It’s one of those traditions steeped in self-inflicted inconvenience. My dad’s dad, Red, was huge on Christmas displays. In turn, my dad was. Until one year, he wasn’t. But the damage had been done. We all had expectations by that point. Not to mention the grandkids who’d come along by then. And so, with my mom taking over the helm, the exterior illumination show has gone on. And we, the display’s humble admirers, still stumble outside, bellies full and wine in hand, to watch as the strings of twinkle lights shine for the first time. And it’s one of my favorite nights of the year.
We sat down for a round of Cards Against Humanity afterward. I’m tellin’ ya, you just haven’t lived until you’ve heard your mother utter the phrase, “tasteful sideboob” or “Lance Armstrong’s missing testicle”. The sound of joy.
The final day of our long weekend was also Mom’s birthday. Matt took over Big Breakfast to give our folks a little break. This family tradition is rich in joy; loud, sticky, buttery joy. The people I love most in my life, sleepy eyed in plaid pajama pants, gathering around mugs of strong coffee and plates of dippy eggs. The cousins – an army of girls punctuated by one teenage boy – flip in the front room, meandering in here and there to claim cinnamon rolls. The only rule at Big Breakfast is to come as you are.
And finally, last night I watched my three little girls hang a full tote of Hallmark ornaments on our happy little Christmas tree. One by one they picked up the ballerinas, the snowmen and the penguins wearing ice skates, and assigned them to the perfect branch. The Grinch was playing in the background, stealing their attention here and there. I should have made them go to bed by 8. I should have turned the movie off. But, the joy … oh, the joy.
The more I learn to grab it when I see it, the more I think joy is always there. Sometimes it’s concealed in discomfort, like change or unexpected news. Sometimes it takes awhile to shine through. But it’s there.

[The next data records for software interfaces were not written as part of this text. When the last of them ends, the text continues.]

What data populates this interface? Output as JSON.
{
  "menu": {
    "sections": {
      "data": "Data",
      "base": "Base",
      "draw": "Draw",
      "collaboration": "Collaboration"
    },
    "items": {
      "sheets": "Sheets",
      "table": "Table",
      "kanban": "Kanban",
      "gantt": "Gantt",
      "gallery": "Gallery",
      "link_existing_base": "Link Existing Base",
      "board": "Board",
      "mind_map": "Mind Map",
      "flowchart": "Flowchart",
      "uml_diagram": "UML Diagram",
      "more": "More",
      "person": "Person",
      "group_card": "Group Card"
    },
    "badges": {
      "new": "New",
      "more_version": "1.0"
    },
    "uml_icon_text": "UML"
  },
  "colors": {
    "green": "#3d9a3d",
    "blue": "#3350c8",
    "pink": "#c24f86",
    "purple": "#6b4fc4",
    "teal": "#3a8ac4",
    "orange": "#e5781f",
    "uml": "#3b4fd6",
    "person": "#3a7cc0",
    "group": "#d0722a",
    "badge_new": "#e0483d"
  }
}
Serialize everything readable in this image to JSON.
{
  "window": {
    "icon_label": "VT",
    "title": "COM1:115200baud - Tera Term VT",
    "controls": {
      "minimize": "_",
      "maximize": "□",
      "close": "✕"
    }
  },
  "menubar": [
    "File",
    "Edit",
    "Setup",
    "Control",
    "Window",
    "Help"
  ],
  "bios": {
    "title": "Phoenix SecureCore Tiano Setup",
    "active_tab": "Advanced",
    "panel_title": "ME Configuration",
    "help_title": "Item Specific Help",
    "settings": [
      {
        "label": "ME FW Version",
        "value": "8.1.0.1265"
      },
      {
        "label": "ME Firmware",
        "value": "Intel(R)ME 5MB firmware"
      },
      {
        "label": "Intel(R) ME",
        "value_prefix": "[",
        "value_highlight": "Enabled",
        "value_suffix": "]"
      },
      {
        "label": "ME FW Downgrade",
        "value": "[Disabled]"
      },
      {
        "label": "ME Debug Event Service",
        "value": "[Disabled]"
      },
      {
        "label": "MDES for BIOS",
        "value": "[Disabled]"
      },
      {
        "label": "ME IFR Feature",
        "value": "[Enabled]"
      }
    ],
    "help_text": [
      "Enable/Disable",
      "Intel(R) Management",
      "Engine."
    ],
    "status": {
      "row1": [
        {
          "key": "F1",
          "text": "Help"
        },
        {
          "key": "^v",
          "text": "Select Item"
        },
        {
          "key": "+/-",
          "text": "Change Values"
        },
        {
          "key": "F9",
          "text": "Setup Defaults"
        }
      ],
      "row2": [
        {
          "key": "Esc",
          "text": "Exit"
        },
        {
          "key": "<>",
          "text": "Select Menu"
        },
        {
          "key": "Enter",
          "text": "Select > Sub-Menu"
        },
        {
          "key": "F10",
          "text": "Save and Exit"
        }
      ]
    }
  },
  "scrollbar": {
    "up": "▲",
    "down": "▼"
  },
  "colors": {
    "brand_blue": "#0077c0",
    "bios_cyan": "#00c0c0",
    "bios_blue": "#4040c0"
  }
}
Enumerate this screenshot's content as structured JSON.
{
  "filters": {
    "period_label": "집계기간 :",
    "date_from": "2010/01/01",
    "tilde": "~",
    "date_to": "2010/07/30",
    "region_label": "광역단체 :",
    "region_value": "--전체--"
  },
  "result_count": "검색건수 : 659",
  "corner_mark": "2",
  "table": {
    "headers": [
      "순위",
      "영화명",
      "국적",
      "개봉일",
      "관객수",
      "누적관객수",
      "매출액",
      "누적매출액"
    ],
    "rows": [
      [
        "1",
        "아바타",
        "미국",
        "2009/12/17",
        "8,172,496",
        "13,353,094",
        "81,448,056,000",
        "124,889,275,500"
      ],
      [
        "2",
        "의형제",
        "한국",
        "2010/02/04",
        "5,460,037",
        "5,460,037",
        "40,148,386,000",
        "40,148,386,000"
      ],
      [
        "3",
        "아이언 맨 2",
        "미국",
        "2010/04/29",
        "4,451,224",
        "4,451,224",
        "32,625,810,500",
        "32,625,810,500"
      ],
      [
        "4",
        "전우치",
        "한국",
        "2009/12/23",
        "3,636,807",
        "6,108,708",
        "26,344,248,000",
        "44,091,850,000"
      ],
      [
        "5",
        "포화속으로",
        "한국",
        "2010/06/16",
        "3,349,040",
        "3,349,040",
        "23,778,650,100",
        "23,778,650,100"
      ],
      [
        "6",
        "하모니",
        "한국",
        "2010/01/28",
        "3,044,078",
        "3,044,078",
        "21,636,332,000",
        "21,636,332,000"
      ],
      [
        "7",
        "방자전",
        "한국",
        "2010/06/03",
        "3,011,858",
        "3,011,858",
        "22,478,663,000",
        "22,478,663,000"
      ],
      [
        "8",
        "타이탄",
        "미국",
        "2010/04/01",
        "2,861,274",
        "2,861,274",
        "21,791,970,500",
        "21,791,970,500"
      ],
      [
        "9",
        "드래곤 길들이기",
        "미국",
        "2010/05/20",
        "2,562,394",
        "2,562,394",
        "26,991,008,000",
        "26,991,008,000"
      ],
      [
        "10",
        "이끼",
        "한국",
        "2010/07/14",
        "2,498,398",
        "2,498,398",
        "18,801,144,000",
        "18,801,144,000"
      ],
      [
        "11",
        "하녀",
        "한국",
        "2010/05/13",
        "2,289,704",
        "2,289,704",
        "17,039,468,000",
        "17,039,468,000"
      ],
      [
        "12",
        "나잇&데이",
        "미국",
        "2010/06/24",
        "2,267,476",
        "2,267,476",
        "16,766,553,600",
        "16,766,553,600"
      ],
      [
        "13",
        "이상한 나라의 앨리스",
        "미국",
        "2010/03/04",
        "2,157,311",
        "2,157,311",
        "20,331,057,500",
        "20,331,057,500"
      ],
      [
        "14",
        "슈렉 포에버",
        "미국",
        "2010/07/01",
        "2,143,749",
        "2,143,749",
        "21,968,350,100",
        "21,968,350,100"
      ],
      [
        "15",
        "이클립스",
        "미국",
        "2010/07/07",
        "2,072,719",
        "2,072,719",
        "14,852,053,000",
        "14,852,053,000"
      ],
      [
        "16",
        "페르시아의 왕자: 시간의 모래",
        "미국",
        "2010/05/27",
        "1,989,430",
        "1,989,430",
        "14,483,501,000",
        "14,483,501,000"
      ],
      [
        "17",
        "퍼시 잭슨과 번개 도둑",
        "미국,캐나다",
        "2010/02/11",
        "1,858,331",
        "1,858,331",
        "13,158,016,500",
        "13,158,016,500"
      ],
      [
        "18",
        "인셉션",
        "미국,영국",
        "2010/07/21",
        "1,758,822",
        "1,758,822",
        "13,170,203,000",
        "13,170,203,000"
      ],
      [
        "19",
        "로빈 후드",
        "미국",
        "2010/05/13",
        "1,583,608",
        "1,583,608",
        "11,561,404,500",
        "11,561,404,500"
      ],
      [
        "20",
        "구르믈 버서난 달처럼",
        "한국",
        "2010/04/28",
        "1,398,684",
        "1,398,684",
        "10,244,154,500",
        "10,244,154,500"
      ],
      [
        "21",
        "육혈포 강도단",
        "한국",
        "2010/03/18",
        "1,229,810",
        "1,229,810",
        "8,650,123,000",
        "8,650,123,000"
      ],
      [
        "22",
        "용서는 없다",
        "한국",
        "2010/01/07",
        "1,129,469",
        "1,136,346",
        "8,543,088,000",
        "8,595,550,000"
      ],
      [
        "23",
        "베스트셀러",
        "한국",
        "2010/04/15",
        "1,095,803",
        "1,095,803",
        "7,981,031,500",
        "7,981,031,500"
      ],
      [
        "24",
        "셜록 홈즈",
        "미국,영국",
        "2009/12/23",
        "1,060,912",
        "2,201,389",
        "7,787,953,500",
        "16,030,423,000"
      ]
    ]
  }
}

Sometimes it’s true, I have to kill a fair amount of fear so the joy has room to grow, but, like I said, I’m working on it. Worry will be the most overpowering weed in the garden if you let it. And Lord knows it’s easy to let it. But joy is where it’s at, I’m tellin’ ya. Joy is the remedy and the resolution. Let it filter in through every crack and see you through every shadow. Feel it, taste it, hear it, smell it, look for it … every day, everywhere.